“The essential element of sex discrimination under Title VII is that employees of one sex must be treated worse than similarly situated employees of the other sex, and sexual orientation discrimination simply does not have that effect,” the brief says.
One of the nation’s largest LGBTQ advocacy groups, the Human Rights Campaign, issued a statement condemning the brief and the treatment of the LGBTQ community by the Trump administration.
“Attacks against the LGBTQ community at all levels of government continue to pour in from the Trump-Pence Administration,” said HRC Legal Director Sarah Warbelow. “In one fell swoop, Trump’s DOJ has provided a roadmap for dismantling years of federal protections and declared that lesbian, gay, and bisexual people may no longer be protected by landmark civil rights laws such as the Fair Housing Act, Title IX, or Title VII. For over a decade, courts have determined that discrimination on the basis of LGBTQ status is unlawful discrimination under federal law. Today’s filing is a shameful retrenchment of an outmoded interpretation that forfeits faithful interpretation of current law to achieve a politically-driven and legally specious result.”

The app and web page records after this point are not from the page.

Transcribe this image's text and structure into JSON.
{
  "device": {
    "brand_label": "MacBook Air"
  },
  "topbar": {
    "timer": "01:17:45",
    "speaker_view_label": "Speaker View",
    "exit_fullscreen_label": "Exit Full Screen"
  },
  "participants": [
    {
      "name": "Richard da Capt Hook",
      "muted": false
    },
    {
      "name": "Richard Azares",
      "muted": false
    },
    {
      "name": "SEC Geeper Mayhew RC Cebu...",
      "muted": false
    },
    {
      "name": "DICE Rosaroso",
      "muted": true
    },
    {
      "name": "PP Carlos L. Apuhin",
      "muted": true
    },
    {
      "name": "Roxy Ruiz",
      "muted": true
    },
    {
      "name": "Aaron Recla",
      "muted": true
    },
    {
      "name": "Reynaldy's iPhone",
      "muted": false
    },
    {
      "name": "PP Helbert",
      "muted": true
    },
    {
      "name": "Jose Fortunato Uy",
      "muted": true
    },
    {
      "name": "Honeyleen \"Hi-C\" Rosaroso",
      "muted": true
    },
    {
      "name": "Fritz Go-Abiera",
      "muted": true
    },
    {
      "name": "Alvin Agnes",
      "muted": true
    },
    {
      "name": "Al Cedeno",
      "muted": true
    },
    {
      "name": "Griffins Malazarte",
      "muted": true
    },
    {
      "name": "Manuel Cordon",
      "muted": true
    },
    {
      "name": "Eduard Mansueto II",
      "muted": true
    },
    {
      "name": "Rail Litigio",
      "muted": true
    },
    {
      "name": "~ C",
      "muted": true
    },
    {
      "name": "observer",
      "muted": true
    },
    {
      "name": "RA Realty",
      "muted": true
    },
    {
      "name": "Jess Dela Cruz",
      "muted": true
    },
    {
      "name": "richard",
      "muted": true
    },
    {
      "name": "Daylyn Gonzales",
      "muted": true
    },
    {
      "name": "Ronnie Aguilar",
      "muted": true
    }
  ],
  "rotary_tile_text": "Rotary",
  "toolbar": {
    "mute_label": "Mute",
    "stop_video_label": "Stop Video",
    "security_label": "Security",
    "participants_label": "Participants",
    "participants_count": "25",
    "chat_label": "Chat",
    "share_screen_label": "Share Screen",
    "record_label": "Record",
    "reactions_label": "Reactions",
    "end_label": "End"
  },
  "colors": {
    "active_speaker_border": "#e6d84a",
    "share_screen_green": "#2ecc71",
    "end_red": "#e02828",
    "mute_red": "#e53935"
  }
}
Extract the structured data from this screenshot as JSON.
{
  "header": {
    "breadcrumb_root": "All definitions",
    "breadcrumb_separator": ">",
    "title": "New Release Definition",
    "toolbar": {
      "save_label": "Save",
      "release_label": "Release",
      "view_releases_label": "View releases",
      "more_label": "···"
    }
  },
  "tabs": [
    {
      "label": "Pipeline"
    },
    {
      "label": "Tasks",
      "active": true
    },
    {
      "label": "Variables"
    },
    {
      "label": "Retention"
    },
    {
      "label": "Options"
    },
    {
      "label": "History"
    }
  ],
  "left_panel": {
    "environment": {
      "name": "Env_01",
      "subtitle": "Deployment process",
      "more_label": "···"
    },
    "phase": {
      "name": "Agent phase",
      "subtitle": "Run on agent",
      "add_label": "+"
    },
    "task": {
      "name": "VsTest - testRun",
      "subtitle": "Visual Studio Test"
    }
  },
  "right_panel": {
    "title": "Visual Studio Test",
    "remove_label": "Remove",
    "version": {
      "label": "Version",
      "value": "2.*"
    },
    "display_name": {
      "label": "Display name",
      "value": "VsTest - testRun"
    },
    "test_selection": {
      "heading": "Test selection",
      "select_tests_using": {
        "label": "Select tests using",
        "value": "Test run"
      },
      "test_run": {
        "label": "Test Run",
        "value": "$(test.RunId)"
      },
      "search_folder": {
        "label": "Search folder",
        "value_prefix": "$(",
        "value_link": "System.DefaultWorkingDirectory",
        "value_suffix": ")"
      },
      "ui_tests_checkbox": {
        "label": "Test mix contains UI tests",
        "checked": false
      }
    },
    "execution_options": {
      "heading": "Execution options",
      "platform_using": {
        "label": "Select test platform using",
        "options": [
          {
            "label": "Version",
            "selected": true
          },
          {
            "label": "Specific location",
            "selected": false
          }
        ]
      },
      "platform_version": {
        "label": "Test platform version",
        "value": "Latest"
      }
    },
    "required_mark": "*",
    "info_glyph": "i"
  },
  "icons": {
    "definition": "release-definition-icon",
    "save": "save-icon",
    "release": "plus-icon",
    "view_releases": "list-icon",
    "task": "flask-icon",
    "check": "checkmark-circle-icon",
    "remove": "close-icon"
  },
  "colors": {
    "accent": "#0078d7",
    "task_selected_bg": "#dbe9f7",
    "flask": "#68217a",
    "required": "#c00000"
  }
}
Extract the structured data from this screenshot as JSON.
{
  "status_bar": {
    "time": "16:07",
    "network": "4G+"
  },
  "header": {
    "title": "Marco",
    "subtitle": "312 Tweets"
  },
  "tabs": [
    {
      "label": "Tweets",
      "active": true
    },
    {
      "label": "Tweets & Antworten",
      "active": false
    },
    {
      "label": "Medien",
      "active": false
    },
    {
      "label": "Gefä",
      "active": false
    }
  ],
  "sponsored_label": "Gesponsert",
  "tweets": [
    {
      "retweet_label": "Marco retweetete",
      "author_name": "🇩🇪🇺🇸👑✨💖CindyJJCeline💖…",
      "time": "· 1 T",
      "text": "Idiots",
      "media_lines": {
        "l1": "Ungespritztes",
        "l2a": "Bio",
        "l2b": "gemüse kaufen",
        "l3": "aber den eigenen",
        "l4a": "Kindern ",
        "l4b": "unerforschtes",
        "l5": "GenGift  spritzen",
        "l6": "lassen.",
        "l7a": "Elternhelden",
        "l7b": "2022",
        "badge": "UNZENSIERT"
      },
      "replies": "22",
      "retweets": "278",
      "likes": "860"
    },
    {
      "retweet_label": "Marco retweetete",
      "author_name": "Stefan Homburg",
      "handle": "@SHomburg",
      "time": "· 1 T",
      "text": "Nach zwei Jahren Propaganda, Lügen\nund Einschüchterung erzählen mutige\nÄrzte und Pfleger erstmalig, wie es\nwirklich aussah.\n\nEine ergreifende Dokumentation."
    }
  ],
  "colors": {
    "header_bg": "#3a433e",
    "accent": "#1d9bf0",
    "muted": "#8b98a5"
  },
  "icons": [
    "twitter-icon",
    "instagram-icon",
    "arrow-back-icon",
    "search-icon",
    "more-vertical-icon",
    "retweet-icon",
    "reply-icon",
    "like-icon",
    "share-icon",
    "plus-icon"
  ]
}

The ACLU also responded to the brief, calling it a “gratuitous and extraordinary attack” on the LGBTQ community.
Fortunately the courts, not an administration playing politcs with people's lives, will decide if the Civil Rights Act protects LGBT people.
— ACLU National (@ACLU) July 27, 2017
The Justice Department’s amicus brief was in response to a lawsuit that was filed by skydiving instructor Donald Zarda, who believed that he had been fired because of his sexual orientation. Zarda’s attorneys say this was a violation of the Civil Rights Act of 1964’s Title VII section prohibiting employment discrimination.
This articles was published on reverepress.com